Victims are told that the actions of bullies are spawn from jealously. Although, this does not offer any solace; their motive doesn’t soften the blow of their venomous words and actions.
Unfortunately, the internet has made the world much more rural, instead of a localised hub, where bullying was typically contained, such as in school, it is now much more widespread. Before the internet, and social media, bullying ended when you would withdraw yourself from the situation in which it was inhabited.
Social media has made bullying harder to contain. If you are harassed on Facebook, a ceaseless stream of notifications leaves you vulnerable to victimhood.
Ms Smith said: “It was never anything blatant, physical or obvious. It was always underhanded, mean, cruel and off the radar. It was just an intense dislike, which I never understood what I’d done to deserve.”
The inescapability of ‘cyberbullying’ has huge consequences, not just for children but for adults also. The internet has made bullying both harder to escape and also harder to identify. It has also, perhaps, made bullies out of some of us who would otherwise not be. We are immersed in an online world in which consequences often go unseen – making it easier to deceive ourselves about what we are doing.
It can be really difficult for us to look at our own behaviour, especially as we mature, and assess the implications or our actions.
So why is it so difficult for us to identify bullying behaviour in ourselves?
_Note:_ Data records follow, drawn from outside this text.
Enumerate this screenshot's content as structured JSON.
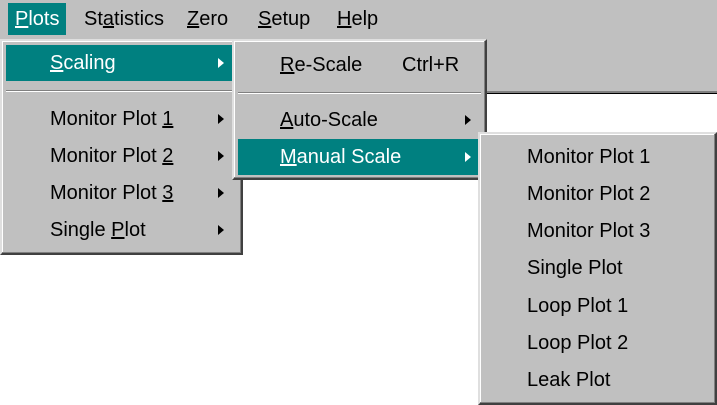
{
  "menubar": {
    "items": [
      {
        "pre": "",
        "u": "P",
        "post": "lots"
      },
      {
        "pre": "St",
        "u": "a",
        "post": "tistics"
      },
      {
        "pre": "",
        "u": "Z",
        "post": "ero"
      },
      {
        "pre": "",
        "u": "S",
        "post": "etup"
      },
      {
        "pre": "",
        "u": "H",
        "post": "elp"
      }
    ]
  },
  "plots_menu": {
    "scaling": {
      "pre": "",
      "u": "S",
      "post": "caling"
    },
    "monitor1": {
      "pre": "Monitor Plot ",
      "u": "1",
      "post": ""
    },
    "monitor2": {
      "pre": "Monitor Plot ",
      "u": "2",
      "post": ""
    },
    "monitor3": {
      "pre": "Monitor Plot ",
      "u": "3",
      "post": ""
    },
    "single": {
      "pre": "Single ",
      "u": "P",
      "post": "lot"
    }
  },
  "scaling_menu": {
    "rescale": {
      "pre": "",
      "u": "R",
      "post": "e-Scale",
      "shortcut": "Ctrl+R"
    },
    "autoscale": {
      "pre": "",
      "u": "A",
      "post": "uto-Scale"
    },
    "manualscale": {
      "pre": "",
      "u": "M",
      "post": "anual Scale"
    }
  },
  "manual_menu": {
    "items": [
      "Monitor Plot 1",
      "Monitor Plot 2",
      "Monitor Plot 3",
      "Single Plot",
      "Loop Plot 1",
      "Loop Plot 2",
      "Leak Plot"
    ]
  },
  "colors": {
    "menu_bg": "#c0c0c0",
    "highlight": "#008080"
  }
}
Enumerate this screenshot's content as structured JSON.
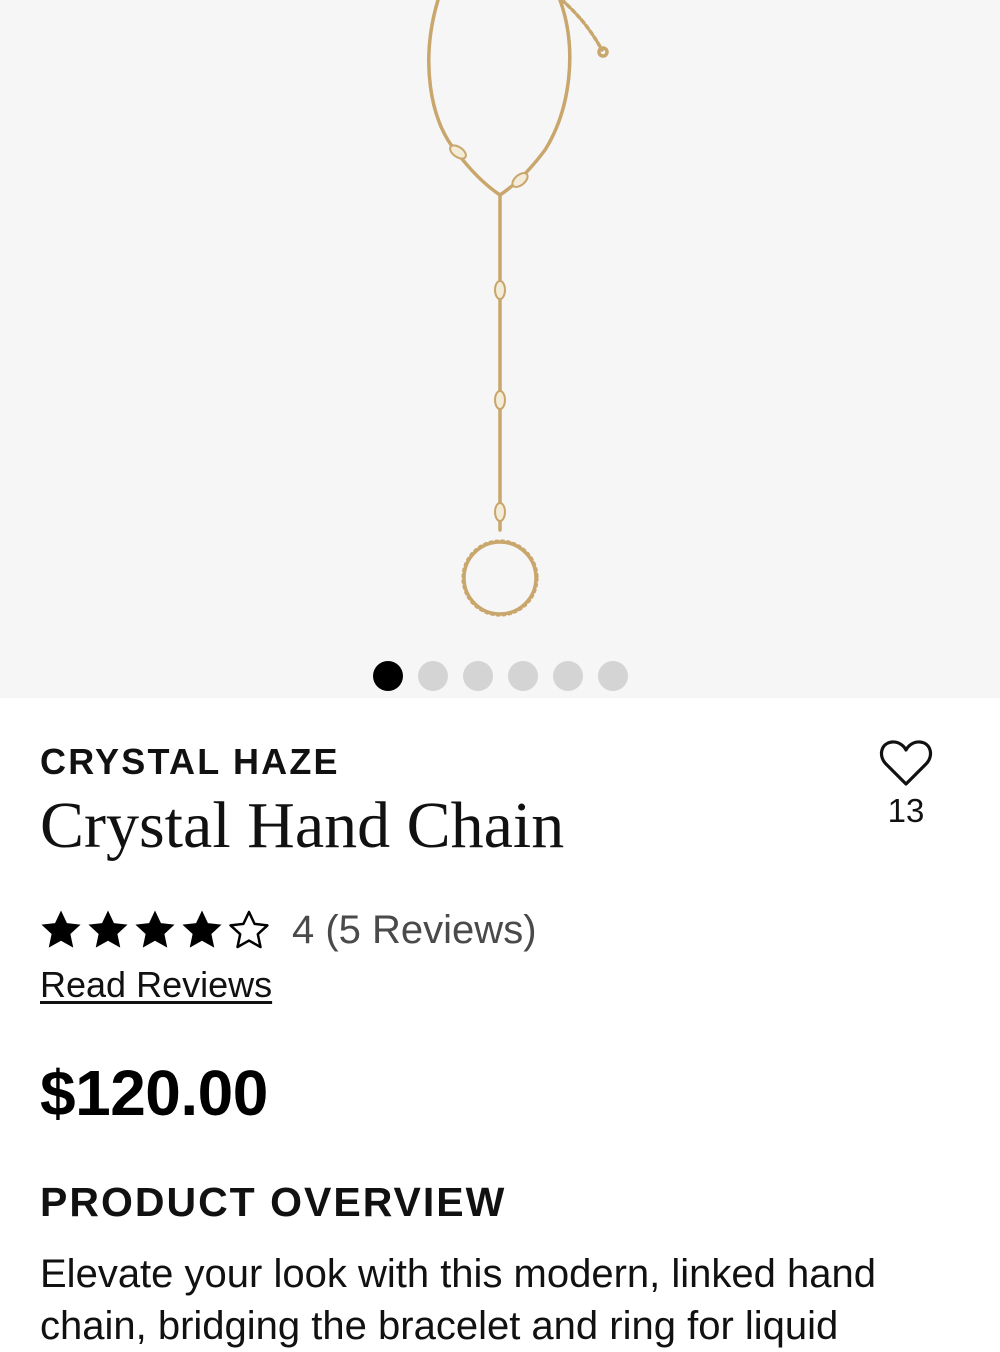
{
  "gallery": {
    "image_alt": "Gold hand chain with crystals",
    "slide_count": 6,
    "active_slide": 1
  },
  "product": {
    "brand": "CRYSTAL HAZE",
    "name": "Crystal Hand Chain",
    "favorites_count": "13",
    "rating": 4,
    "rating_max": 5,
    "rating_text": "4 (5 Reviews)",
    "read_reviews_label": "Read Reviews",
    "price": "$120.00"
  },
  "overview": {
    "heading": "PRODUCT OVERVIEW",
    "text": "Elevate your look with this modern, linked hand chain, bridging the bracelet and ring for liquid"
  },
  "colors": {
    "gallery_bg": "#f6f6f7",
    "gold": "#c9a66b",
    "dot_active": "#000000",
    "dot_inactive": "#d4d4d4"
  },
  "icons": {
    "favorite": "heart-outline-icon",
    "star_full": "star-filled-icon",
    "star_empty": "star-outline-icon"
  }
}
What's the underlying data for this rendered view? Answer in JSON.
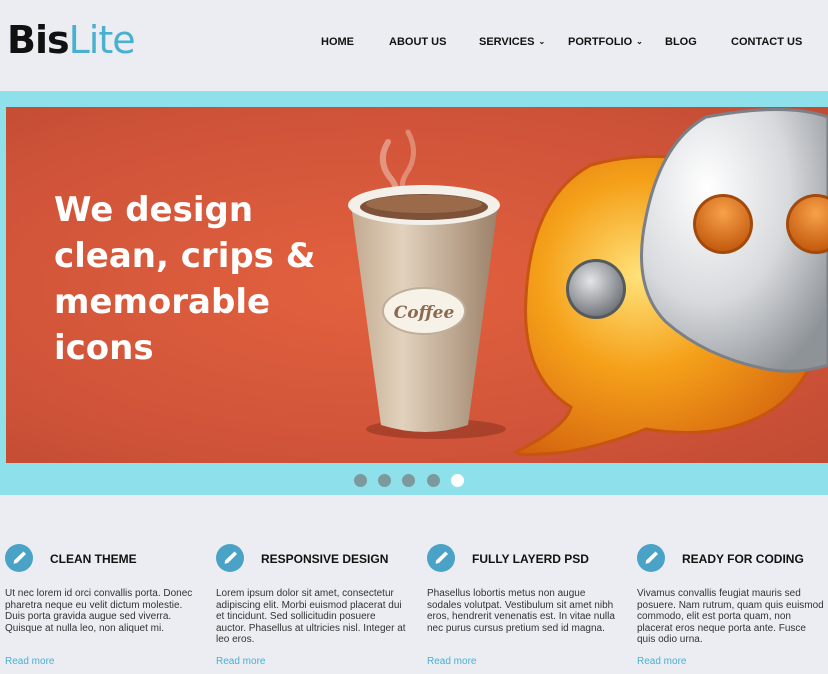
{
  "brand": {
    "part1": "Bis",
    "part2": "Lite"
  },
  "nav": [
    {
      "label": "HOME",
      "caret": ""
    },
    {
      "label": "ABOUT US",
      "caret": ""
    },
    {
      "label": "SERVICES",
      "caret": "⌄"
    },
    {
      "label": "PORTFOLIO",
      "caret": "⌄"
    },
    {
      "label": "BLOG",
      "caret": ""
    },
    {
      "label": "CONTACT US",
      "caret": ""
    }
  ],
  "hero": {
    "lines": [
      "We design",
      "clean, crips &",
      "memorable",
      "icons"
    ],
    "cup_label": "Coffee",
    "active_slide": 5,
    "slide_count": 5
  },
  "features": [
    {
      "title": "CLEAN THEME",
      "text": "Ut nec lorem id orci convallis porta. Donec pharetra neque eu velit dictum molestie. Duis porta gravida augue sed viverra. Quisque at nulla leo, non aliquet mi.",
      "link": "Read more",
      "icon": "pencil-icon"
    },
    {
      "title": "RESPONSIVE DESIGN",
      "text": "Lorem ipsum dolor sit amet, consectetur adipiscing elit. Morbi euismod placerat dui et tincidunt. Sed sollicitudin posuere auctor. Phasellus at ultricies nisl. Integer at leo eros.",
      "link": "Read more",
      "icon": "pencil-icon"
    },
    {
      "title": "FULLY LAYERD PSD",
      "text": "Phasellus lobortis metus non augue sodales volutpat. Vestibulum sit amet nibh eros, hendrerit venenatis est. In vitae nulla nec purus cursus pretium sed id magna.",
      "link": "Read more",
      "icon": "pencil-icon"
    },
    {
      "title": "READY FOR CODING",
      "text": "Vivamus convallis feugiat mauris sed posuere. Nam rutrum, quam quis euismod commodo, elit est porta quam, non placerat eros neque porta ante. Fusce quis odio urna.",
      "link": "Read more",
      "icon": "pencil-icon"
    }
  ],
  "colors": {
    "accent": "#4ab0d0",
    "slider_band": "#8ee1ea",
    "slide_bg": "#d2553a",
    "icon_bg": "#4aa3c6"
  }
}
In social systems with a pecking order it’s natural for ‘higher-ups’ to exert power over subordinates. In a society full of anxiety, stress and pressure, slight digs at others could be a means of elevating ourselves – making us feel better. With a mounting pressure in school, this can be an outlet for children who are suffering.
A few tips for those avid social media users out there:
- Don’t say anything in writing that you wouldn’t say in person.
- Remember tone and intention are often hidden and misinterpreted in text form.
- Don’t ever post someone else’s words or images without their expressed consent. The internet is a permanent place.
- Think, if you saw the same comments written about you that you have written about someone else, would you be hurt?
I took to Facebook and Twitter and asked the community “What would you say to anyone who has, or is being, bullied?”. The responses are a powerful reminder that our differences can be our strengths, and that bullies do not get to decide who you are or what you’ll achieve in life.
Here are the responses:
“Always remember that people make fun of the things they don’t understand in other people. And the things they poke fun at are the things that make us unique.” – Charlotte Armstrong
“It strikes me that in this life, I/we will always be too posh, too common, too clever, too talkative, too serious, too dramatic, too artistic, too fat, too thin, too stupid, too dippy, too annoying, too irritating… just too much for a lot of people. You will never please everyone, especially not yourself. Try to learn to love yourself and work hard on that now.” ─ Ms Smith
“Different is beautiful. Never, ever forget that.” – Miriam Gwynne
“It sounds cheesy, but it does get better!” – Stacey Crawford
Our Anti-Bullying topic contains guidance on what constitutes bullying, strategies to prevent and tackle it, as well as template forms to report and record incidences of bullying in your school. We also have useful videos which outline how to address bullying and provide assistance in setting up ‘nurture groups’, to provide a safe and welcome environment for pupils who experience social, mental, emotional and health difficulties.
Ms Smith (2016) (Telephone communication regarding her experience of bullies) [Personal communication: 30 October 2016]